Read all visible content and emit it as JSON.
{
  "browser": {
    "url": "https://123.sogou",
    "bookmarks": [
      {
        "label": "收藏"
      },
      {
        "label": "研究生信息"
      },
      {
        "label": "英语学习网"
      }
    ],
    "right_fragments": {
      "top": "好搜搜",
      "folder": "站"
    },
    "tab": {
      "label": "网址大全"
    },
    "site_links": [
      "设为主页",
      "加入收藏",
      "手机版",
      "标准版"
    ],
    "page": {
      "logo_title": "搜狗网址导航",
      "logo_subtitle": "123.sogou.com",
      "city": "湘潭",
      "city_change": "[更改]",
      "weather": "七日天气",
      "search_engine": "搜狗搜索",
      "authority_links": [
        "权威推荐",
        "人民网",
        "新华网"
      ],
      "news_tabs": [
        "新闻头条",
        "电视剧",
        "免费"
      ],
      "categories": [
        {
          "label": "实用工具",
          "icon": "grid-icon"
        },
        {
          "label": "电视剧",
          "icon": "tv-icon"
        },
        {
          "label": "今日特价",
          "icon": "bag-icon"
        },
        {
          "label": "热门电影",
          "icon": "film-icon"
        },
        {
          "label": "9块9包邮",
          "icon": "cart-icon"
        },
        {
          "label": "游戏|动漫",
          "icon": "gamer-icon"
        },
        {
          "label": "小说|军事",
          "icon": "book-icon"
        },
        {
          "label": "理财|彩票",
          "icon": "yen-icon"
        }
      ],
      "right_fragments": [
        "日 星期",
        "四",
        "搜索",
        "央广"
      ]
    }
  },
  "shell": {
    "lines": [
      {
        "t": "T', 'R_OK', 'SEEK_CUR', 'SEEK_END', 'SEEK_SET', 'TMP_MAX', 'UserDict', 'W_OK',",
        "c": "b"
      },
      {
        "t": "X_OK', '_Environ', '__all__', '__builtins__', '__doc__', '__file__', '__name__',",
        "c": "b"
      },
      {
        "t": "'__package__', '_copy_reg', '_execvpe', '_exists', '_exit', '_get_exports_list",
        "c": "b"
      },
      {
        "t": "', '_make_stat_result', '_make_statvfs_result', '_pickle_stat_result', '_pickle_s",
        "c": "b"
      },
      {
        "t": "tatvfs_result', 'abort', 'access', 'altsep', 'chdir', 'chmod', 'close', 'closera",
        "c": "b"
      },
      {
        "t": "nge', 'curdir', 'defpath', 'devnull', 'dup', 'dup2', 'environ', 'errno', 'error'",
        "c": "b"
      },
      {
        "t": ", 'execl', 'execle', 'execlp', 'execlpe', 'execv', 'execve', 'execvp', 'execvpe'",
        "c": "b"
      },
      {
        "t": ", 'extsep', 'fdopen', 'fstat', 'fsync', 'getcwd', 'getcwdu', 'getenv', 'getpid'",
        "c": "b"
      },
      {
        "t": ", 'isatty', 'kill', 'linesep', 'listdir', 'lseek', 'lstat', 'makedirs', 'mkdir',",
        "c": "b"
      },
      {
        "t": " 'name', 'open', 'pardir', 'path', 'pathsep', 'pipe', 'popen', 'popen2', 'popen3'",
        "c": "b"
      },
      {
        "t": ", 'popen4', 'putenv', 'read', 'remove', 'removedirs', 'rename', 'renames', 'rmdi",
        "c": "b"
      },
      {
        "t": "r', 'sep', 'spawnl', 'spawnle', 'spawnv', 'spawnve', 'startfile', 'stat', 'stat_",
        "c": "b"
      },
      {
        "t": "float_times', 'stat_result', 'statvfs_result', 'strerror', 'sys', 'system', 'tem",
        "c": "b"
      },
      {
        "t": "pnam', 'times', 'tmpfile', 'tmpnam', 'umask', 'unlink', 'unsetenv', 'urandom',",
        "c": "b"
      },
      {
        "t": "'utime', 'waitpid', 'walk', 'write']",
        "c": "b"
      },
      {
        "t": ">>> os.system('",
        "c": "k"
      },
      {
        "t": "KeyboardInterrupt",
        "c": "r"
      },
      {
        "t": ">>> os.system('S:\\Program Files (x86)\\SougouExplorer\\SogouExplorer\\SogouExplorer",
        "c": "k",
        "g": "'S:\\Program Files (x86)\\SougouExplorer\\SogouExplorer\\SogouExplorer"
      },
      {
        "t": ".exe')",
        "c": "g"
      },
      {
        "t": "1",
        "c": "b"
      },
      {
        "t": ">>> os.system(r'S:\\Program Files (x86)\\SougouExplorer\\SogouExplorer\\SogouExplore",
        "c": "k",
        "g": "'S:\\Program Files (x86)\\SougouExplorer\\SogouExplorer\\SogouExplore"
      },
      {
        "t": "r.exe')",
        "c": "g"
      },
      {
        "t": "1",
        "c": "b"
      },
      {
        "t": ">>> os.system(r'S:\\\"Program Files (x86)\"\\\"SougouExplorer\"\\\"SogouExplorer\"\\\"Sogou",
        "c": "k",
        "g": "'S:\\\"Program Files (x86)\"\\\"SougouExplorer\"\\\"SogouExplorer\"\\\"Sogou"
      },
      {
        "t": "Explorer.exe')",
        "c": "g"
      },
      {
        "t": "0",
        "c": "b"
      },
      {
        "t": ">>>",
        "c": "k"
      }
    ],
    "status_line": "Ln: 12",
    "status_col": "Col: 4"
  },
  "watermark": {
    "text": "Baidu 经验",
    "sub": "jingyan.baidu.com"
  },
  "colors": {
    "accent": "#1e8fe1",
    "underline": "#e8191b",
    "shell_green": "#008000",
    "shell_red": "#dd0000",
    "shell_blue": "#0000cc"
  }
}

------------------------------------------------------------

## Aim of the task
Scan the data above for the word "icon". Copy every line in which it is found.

## Exercise response
          "icon": "grid-icon"
          "icon": "tv-icon"
          "icon": "bag-icon"
          "icon": "film-icon"
          "icon": "cart-icon"
          "icon": "gamer-icon"
          "icon": "book-icon"
          "icon": "yen-icon"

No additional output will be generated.